jmmcclain · 13 weeks ago
I'm going to list off a few things and they may not be coherent. I need to stay busy.
-location - make sure it is within reasonable distance from work or school or wherever you'll be going often
-does the apartment require renters insurance and in general how are the bills handled - are utilities consolidated or do you pay some sort of share
-maybe check the surrounding area out both during the day and at night and on various weekdays
-road ways next to apartment - traffic
-allow pets
-allow smoking
-some have pools, computer stations, exercise areas, etc - decide what you'd want/use
-which floor - top floor - have to climb stairs everyday and moving is harder. Bottom floor - people stomping/loud above you. Middle floor can have both those
-nearby food and stores - grocery store etc
-always go inside the actual apartment before getting it - sounds silly but...
-leasing options - is there a contract where you have to stay so long else you have to pay - can you sublease if needed
-fun th
jmmcclain · 13 weeks ago
-is it furnished or have to bring your own stuff
-fun things to do in the area
-Roomate may can split pay for nicer place, but then have roommate - ups and downs
-go with gut/instinct
I'm not sure any of that is helpful...more just a list of stuff. Eh, oh well
unicycle · 13 weeks ago
1) Always get something well within your budget, not a place you can barely afford - you never know when you'll have an expensive emergency and don't want to worry about making rent.
2) If possible, try to rent from an individual instead of a property company since a personal relationship can go a long way if you need to negotiate rent or repairs.
3) If you tour a place and have a bad/weird/off feeling, don't rent it. The right place will come along when you need it.
4) When touring, check for vermin under drawers, in cabinets, and behind fixtures. You might feel awkward being so thorough, but it'll save so much headache later.
5) Make sure you know your rights (google "[your country/state] tenant rights") and ensure that any lease/contract you sign doesn't violate those rights. If it does, that's a sign to find another place.
I can answer more specific questions, those are just basic things that everyone should be aware of.
riyriamistborn · 13 weeks ago
The set I'm currently looking at is in a part of town I'm not particularly fond of. It's on the opposite end of town than where I usually frequent, but that's only a 15-20 minute commute, so it's really not that bad.
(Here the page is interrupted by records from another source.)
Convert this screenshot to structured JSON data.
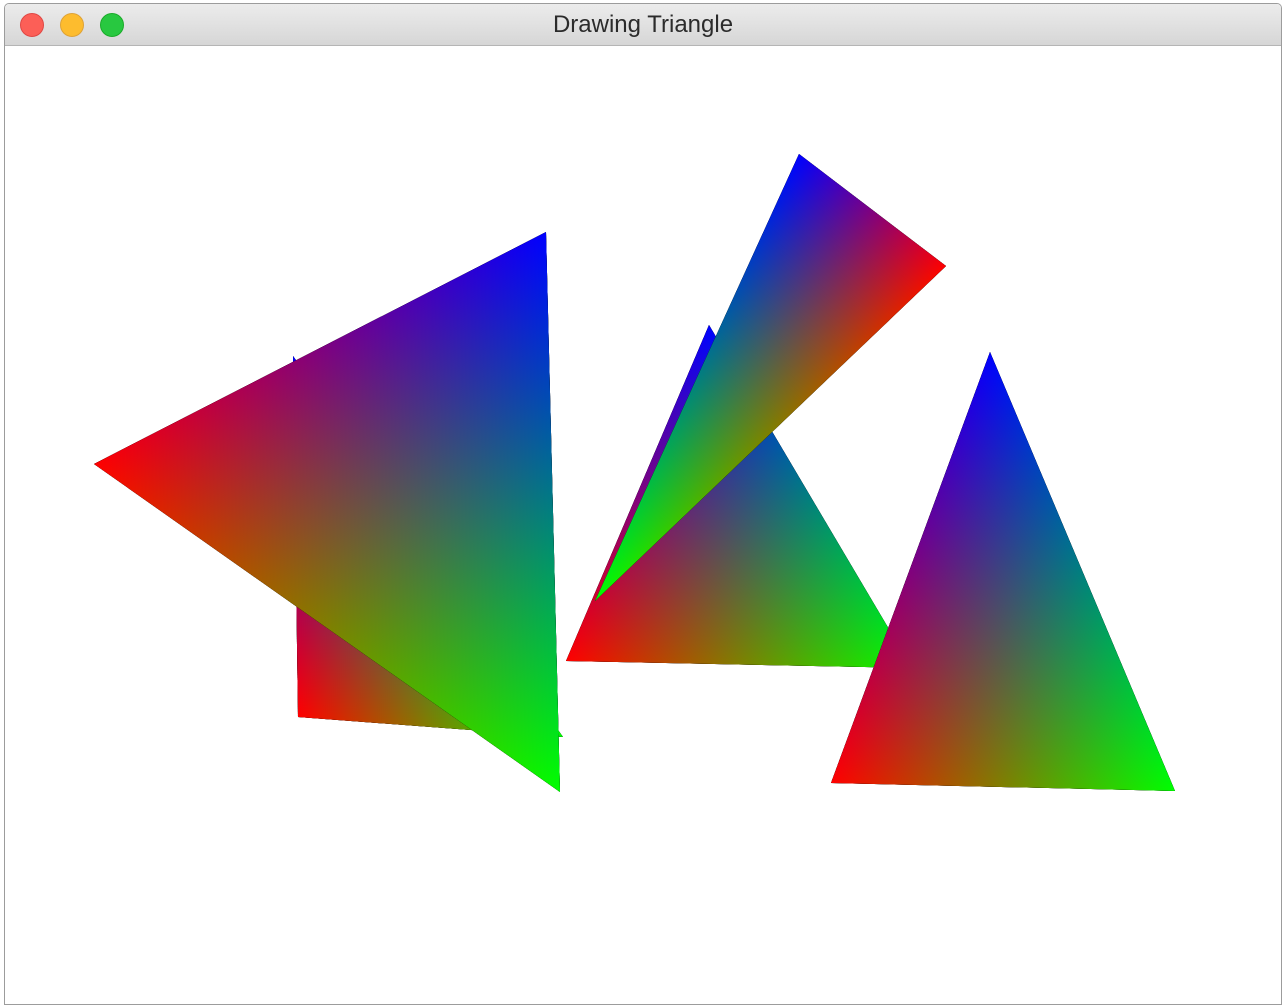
{
  "window": {
    "title": "Drawing Triangle",
    "controls": [
      "close",
      "minimize",
      "zoom"
    ]
  },
  "triangles": [
    {
      "id": "tri-back-left",
      "red": [
        298,
        717
      ],
      "green": [
        563,
        737
      ],
      "blue": [
        293,
        356
      ]
    },
    {
      "id": "tri-back-center",
      "red": [
        566,
        661
      ],
      "green": [
        912,
        668
      ],
      "blue": [
        709,
        325
      ]
    },
    {
      "id": "tri-front-left",
      "red": [
        94,
        464
      ],
      "green": [
        560,
        792
      ],
      "blue": [
        546,
        232
      ]
    },
    {
      "id": "tri-front-top",
      "red": [
        946,
        266
      ],
      "green": [
        595,
        601
      ],
      "blue": [
        799,
        154
      ]
    },
    {
      "id": "tri-right",
      "red": [
        831,
        783
      ],
      "green": [
        1175,
        791
      ],
      "blue": [
        990,
        352
      ]
    }
  ],
  "vertex_colors": {
    "red": "#ff0000",
    "green": "#00ff00",
    "blue": "#0000ff"
  }
}
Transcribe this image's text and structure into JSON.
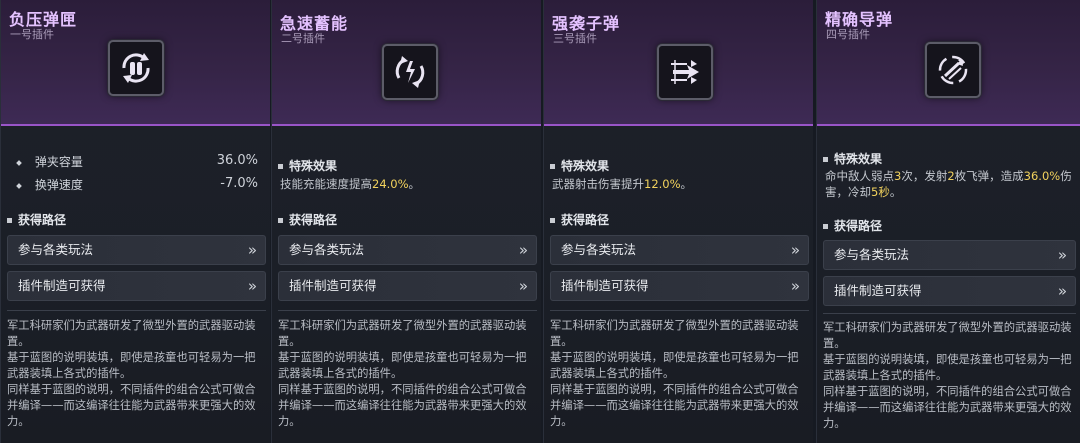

-I'm not fond of the fact that it's right next to a Wal-Mart. :/ But the place is pet friendly, which is the main thing I'm looking for. I believe I'd have to supply my own furniture, but I'm okay with that. Major appliance are provided and there are washer/dryer hookups. I have access to a set if I need.
-I don't care so much about pools/gyms/etc.
-I believe it's non-smoking, and I don't smoke
-I can maybe afford a 2 bedroom on my own (they don't offer a single), but I can also get a roommate. It's a college town.
-most of the individuals to rent from around here won't allow pets, unfortunately...
-I'm not sure how utilities are handled at this place, so I'll have to check.
riyriamistborn · 13 weeks ago
But yeah, main priority is pet friendly. Cat friendly, specifically. There are a bunch of places here that claim to be pet friendly, but really only allow dogs
unklethan · 13 weeks ago
Are you in P-Town?
riyriamistborn · 13 weeks ago
Nah. Logan
unicycle · 13 weeks ago
If you already have a cat: many places that allow dogs may also allow cats, but just didn't bother to say so in their terms. After all, any damage or noise that a cat could do could also be done by a dog. I once talked a landlady into allowing a pet goose, so don't give up.
If you're planning to get a cat: really consider if you can handle a cat at this point: can you afford emergency vet visits? Are you going to be home often or busy at work/school? Are you planning to move again soon? I'm not trying to preach, just making sure you don't get into more than you can handle at a tumultuous time.
the_grinch · 13 weeks ago
When you find an apartment and movie in take photos of ANY damages you see before bringing in any boxes or furniture, show then to your landlord, and save the photos
That way when you move out, those damages wont be blamed on you and you have physical evidence of showing your landlord that you didnt make those damages